Exercise prompt:
Look through the material beneath and copy each line with the word "name".

Dataset:
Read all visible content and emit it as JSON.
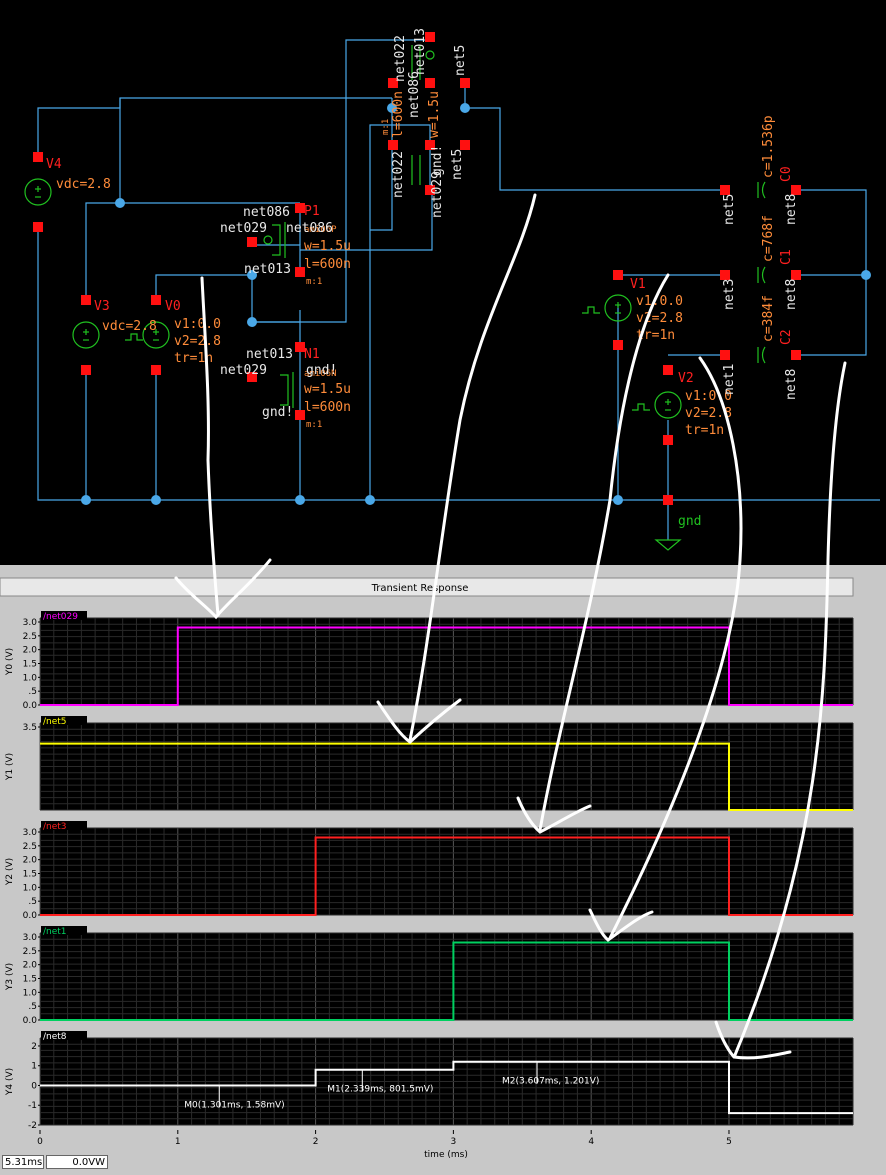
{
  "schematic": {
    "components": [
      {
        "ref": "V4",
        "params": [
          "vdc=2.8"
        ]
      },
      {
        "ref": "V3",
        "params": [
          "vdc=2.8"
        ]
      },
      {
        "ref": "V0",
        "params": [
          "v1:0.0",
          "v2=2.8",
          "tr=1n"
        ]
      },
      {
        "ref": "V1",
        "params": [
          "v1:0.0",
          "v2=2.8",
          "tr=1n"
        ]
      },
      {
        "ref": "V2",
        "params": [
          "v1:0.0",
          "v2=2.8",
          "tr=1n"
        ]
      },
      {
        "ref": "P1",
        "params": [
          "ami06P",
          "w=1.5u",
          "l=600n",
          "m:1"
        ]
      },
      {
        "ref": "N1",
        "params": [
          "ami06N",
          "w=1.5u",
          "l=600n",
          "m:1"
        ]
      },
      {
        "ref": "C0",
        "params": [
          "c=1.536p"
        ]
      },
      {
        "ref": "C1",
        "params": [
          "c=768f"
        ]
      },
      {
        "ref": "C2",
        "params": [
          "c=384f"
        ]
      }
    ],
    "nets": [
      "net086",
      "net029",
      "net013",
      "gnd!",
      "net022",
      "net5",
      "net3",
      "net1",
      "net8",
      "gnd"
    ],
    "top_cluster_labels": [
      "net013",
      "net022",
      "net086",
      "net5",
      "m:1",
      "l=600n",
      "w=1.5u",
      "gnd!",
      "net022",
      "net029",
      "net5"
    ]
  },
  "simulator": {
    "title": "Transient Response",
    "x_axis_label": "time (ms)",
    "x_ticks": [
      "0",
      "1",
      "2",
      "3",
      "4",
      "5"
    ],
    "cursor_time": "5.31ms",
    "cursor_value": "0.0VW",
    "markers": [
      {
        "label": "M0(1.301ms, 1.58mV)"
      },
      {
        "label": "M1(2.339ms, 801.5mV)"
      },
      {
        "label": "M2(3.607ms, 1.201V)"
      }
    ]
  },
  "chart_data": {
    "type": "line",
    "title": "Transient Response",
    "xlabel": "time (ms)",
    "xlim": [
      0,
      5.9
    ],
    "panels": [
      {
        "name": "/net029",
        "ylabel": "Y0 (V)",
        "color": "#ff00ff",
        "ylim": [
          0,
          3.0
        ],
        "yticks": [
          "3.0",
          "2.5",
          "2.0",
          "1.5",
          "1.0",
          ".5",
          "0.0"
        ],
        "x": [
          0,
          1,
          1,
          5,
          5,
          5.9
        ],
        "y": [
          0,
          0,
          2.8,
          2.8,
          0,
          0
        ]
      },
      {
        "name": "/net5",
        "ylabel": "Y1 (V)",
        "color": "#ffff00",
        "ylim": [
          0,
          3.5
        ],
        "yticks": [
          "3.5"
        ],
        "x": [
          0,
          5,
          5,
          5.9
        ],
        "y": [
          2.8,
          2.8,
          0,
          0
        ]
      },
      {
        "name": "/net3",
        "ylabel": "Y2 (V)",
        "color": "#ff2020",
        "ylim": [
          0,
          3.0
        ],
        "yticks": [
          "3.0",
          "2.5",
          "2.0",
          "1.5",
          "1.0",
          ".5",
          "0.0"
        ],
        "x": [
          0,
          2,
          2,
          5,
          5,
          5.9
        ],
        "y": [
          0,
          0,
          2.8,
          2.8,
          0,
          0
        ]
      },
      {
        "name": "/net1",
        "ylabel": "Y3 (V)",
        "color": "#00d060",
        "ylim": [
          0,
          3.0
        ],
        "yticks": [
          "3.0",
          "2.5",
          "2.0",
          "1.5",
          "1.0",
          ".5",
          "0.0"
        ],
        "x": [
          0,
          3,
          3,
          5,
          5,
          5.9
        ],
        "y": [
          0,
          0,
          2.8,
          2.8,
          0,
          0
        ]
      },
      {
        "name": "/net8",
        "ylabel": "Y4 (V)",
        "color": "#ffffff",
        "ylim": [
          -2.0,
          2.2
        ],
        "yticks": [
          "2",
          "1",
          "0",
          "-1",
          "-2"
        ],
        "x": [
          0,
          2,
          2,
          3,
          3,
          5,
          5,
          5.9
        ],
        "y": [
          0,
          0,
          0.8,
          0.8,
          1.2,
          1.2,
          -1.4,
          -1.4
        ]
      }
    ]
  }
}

Solution for this exercise:
        "name": "/net029",
        "name": "/net5",
        "name": "/net3",
        "name": "/net1",
        "name": "/net8",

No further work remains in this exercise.